It’s Juneteenth! A Time to Rejoice and FeastJun 01, 2022 06:00AM ● By D. Natasha (Chef Beee) Brewley, PhD, MBA, HHC
Lucky Black-Eyed Peas (Photo: Chef Beee)
Juneteenth is a time of celebration for many African Americans, commemorating the official end of slavery in the United States. In 1863, Abraham Lincoln signed the Emancipation Proclamation, issuing the declaration that all enslaved persons were deemed free, but this great news was not shared in all areas of the South. It would take two and a half more years before Union General Gordon Granger would bring the news of freedom to the enslaved Africans of Galveston, Texas. The date was June 19, 1865. Officially named Juneteenth National Independence Day, the day was signed into law as a federal holiday on June 21, 2021. The ending of slavery created the possibility for a new and better life.
Juneteenth provides an opportunity for Black people to come together and celebrate their freedom, family and strength. Juneteenth also gives Black people a space to reflect on past struggles and spotlight current issues. The day is marked with food, music, fellowship and education. For many, the Juneteenth celebration has become a holiday just as important as July Fourth’s Independence Day.
In the culinary space, many of the foods that are eaten during Juneteenth have roots in the Black American diaspora. They are easily transportable and comforting to the soul. Foods such as fried chicken, sandwiches, pickles, greens, okra and macaroni and cheese are crowd favorites and often seen on the tables of Juneteenth family gatherings. The color red is an overall theme seen in many desserts and beverages. Red foods include red drinks, fruit such as watermelon and strawberries, and red velvet cake and pound cake. Red honors the memory of fallen ancestors and signifies the blood that was shed on the road to freedom. Representing resilience and strength, it has strong symbolic meaning in African and Caribbean cultures and traditions.
In keeping with the themes and traditions of Juneteenth, the following plant-based recipes are certain crowd-pleasers and are great for celebrating the holiday. While black-eyed peas are not traditionally seen at many Juneteenth celebrations, they are fitting to add to any menu. A legume indigenous to Africa and the Middle East, black-eyed peas represent abundance, prosperity, love and good luck. Many traditions offer them at feasts at the start of the new year to usher in good fortune and hope.

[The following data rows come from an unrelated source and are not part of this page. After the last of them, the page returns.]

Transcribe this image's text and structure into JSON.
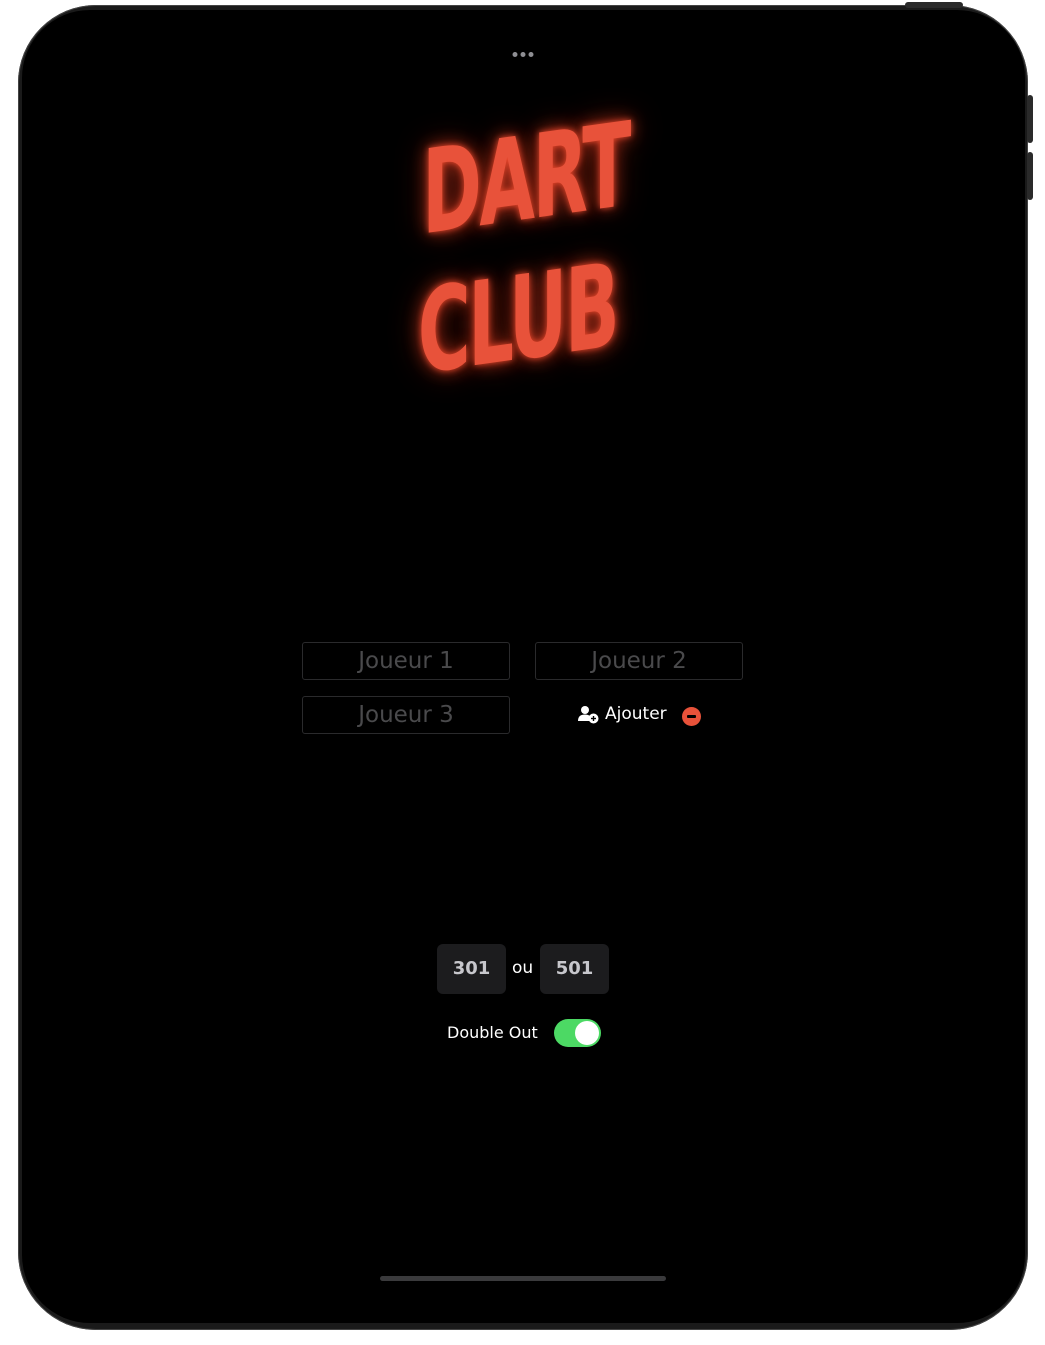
{
  "logo": {
    "line1": "DART",
    "line2": "CLUB",
    "color": "#e8523a"
  },
  "players": [
    {
      "placeholder": "Joueur 1"
    },
    {
      "placeholder": "Joueur 2"
    },
    {
      "placeholder": "Joueur 3"
    }
  ],
  "add_player": {
    "label": "Ajouter",
    "icon": "person-add-icon"
  },
  "remove_player": {
    "icon": "minus-circle-icon",
    "color": "#e8523a"
  },
  "game_mode": {
    "option1": "301",
    "separator": "ou",
    "option2": "501"
  },
  "double_out": {
    "label": "Double Out",
    "enabled": true,
    "color": "#4cd964"
  }
}
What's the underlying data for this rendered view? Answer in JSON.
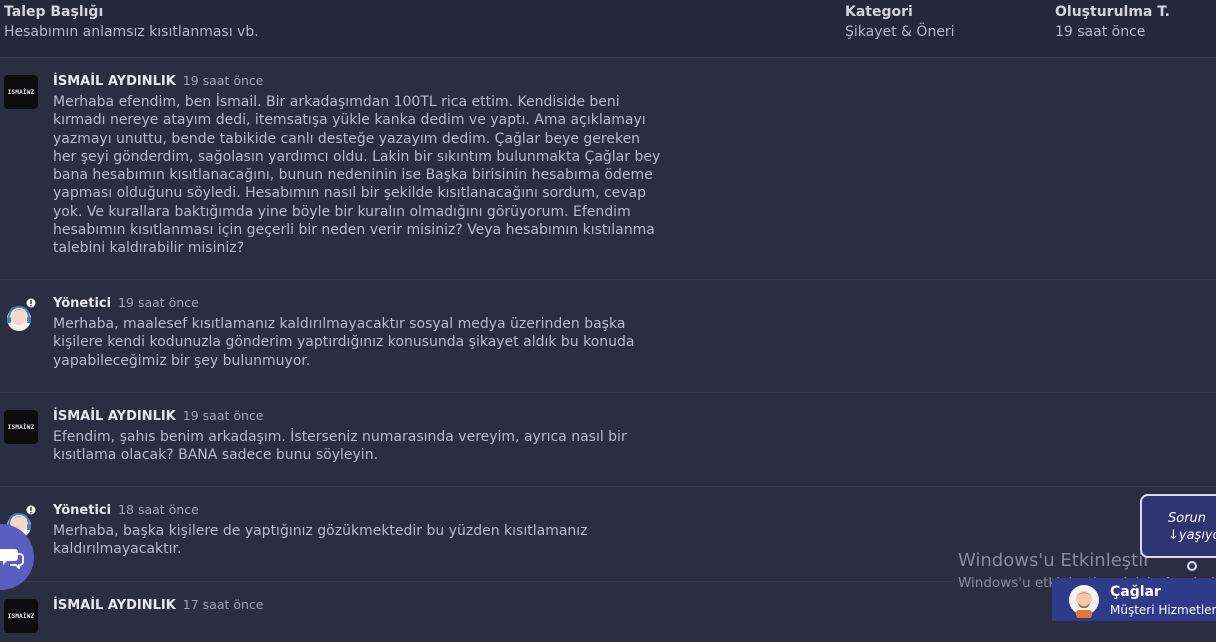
{
  "header": {
    "subject_title": "Talep Başlığı",
    "subject_value": "Hesabımın anlamsız kısıtlanması vb.",
    "category_title": "Kategori",
    "category_value": "Şikayet & Öneri",
    "created_title": "Oluşturulma T.",
    "created_value": "19 saat önce"
  },
  "messages": [
    {
      "author": "İSMAİL AYDINLIK",
      "time": "19 saat önce",
      "avatar_text": "ISMAİWZ",
      "text": "Merhaba efendim, ben İsmail. Bir arkadaşımdan 100TL rica ettim. Kendiside beni kırmadı nereye atayım dedi, itemsatışa yükle kanka dedim ve yaptı. Ama açıklamayı yazmayı unuttu, bende tabikide canlı desteğe yazayım dedim. Çağlar beye gereken her şeyi gönderdim, sağolasın yardımcı oldu. Lakin bir sıkıntım bulunmakta Çağlar bey bana hesabımın kısıtlanacağını, bunun nedeninin ise Başka birisinin hesabıma ödeme yapması olduğunu söyledi. Hesabımın nasıl bir şekilde kısıtlanacağını sordum, cevap yok. Ve kurallara baktığımda yine böyle bir kuralın olmadığını görüyorum. Efendim hesabımın kısıtlanması için geçerli bir neden verir misiniz? Veya hesabımın kıstılanma talebini kaldırabilir misiniz?"
    },
    {
      "author": "Yönetici",
      "time": "19 saat önce",
      "text": "Merhaba, maalesef kısıtlamanız kaldırılmayacaktır sosyal medya üzerinden başka kişilere kendi kodunuzla gönderim yaptırdığınız konusunda şikayet aldık bu konuda yapabileceğimiz bir şey bulunmuyor."
    },
    {
      "author": "İSMAİL AYDINLIK",
      "time": "19 saat önce",
      "avatar_text": "ISMAİWZ",
      "text": "Efendim, şahıs benim arkadaşım. İsterseniz numarasında vereyim, ayrıca nasıl bir kısıtlama olacak? BANA sadece bunu söyleyin."
    },
    {
      "author": "Yönetici",
      "time": "18 saat önce",
      "text": "Merhaba, başka kişilere de yaptığınız gözükmektedir bu yüzden kısıtlamanız kaldırılmayacaktır."
    },
    {
      "author": "İSMAİL AYDINLIK",
      "time": "17 saat önce",
      "avatar_text": "ISMAİWZ",
      "text": ""
    }
  ],
  "watermark": {
    "title": "Windows'u Etkinleştir",
    "subtitle": "Windows'u etkinleştirmek için Ayarlar'a"
  },
  "support_widget": {
    "bubble_text": "Sorun\n↓yaşıyo",
    "agent_name": "Çağlar",
    "agent_role": "Müşteri Hizmetleri"
  },
  "colors": {
    "background": "#2b2d41",
    "header_bg": "#25273a",
    "accent": "#5a5ec1",
    "agent_bar": "#2f3a8a"
  },
  "icons": {
    "chat_fab": "chat-bubbles-icon",
    "admin_avatar": "headset-agent-icon"
  }
}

Consider making these delectable plant-based dishes for your Juneteenth gathering! ❧